WHAT THIS TASK INVOLVES:
Pull out every line from the listing that has the word "kome".

EXERCISE DATA:
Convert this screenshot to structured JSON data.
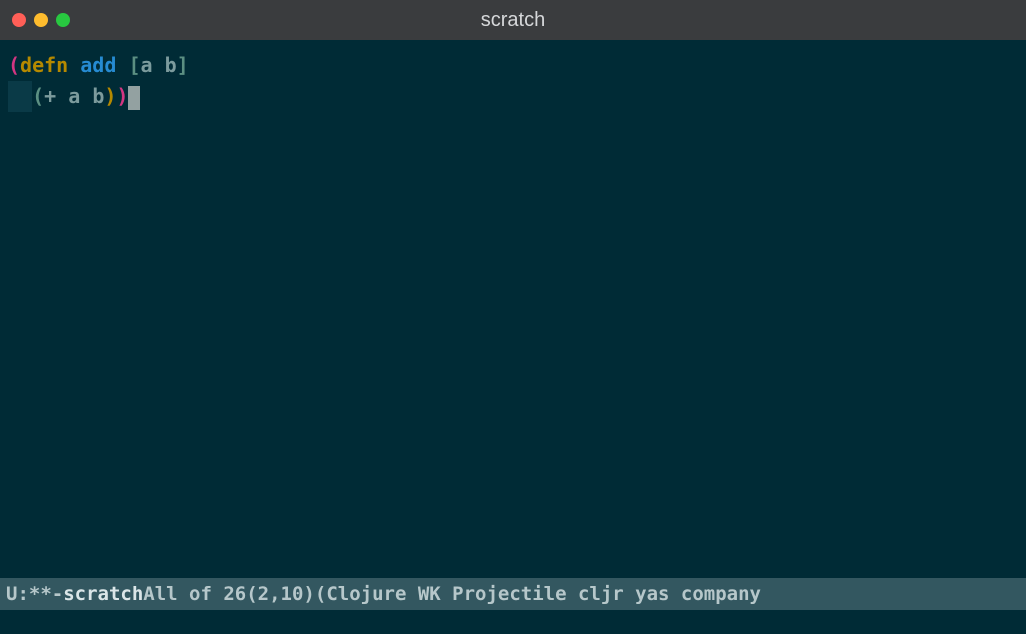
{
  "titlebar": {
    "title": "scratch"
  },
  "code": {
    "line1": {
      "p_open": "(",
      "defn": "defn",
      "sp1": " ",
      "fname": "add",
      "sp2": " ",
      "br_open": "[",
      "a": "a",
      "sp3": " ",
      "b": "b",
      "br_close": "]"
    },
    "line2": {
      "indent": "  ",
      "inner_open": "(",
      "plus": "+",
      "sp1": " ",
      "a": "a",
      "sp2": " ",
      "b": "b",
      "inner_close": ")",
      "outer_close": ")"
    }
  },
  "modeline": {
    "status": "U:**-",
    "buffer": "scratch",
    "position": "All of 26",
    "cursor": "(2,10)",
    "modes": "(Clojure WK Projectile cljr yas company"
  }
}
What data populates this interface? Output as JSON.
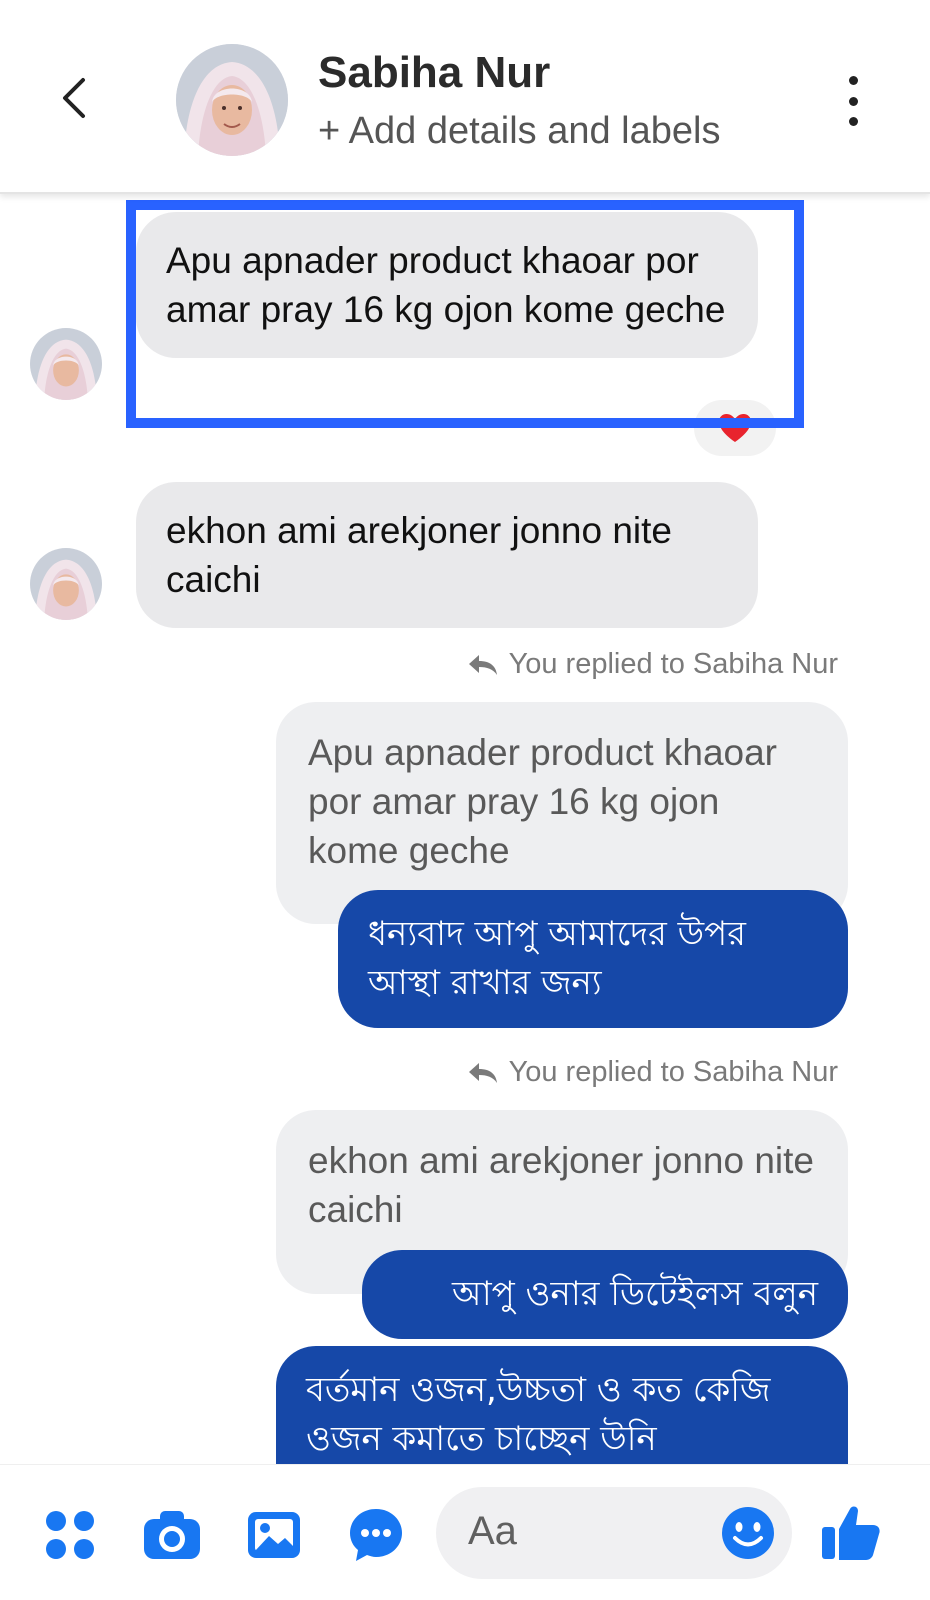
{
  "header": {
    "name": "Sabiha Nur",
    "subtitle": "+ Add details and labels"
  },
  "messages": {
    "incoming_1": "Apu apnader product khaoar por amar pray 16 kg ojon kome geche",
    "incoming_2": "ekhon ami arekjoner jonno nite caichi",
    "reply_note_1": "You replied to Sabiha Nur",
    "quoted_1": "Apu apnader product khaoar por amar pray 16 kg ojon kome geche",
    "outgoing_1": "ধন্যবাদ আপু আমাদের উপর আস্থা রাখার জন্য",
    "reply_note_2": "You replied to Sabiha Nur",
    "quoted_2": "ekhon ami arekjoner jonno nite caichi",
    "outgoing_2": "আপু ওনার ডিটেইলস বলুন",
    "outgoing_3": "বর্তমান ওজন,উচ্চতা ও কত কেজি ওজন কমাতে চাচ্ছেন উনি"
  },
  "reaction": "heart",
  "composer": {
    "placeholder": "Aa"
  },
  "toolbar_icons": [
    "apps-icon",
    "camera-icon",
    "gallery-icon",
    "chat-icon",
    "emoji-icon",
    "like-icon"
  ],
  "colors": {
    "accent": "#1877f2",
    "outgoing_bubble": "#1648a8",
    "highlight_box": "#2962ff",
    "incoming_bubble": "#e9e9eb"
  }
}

RESPONSE TO THIS TASK:
    "incoming_1": "Apu apnader product khaoar por amar pray 16 kg ojon kome geche",
    "quoted_1": "Apu apnader product khaoar por amar pray 16 kg ojon kome geche",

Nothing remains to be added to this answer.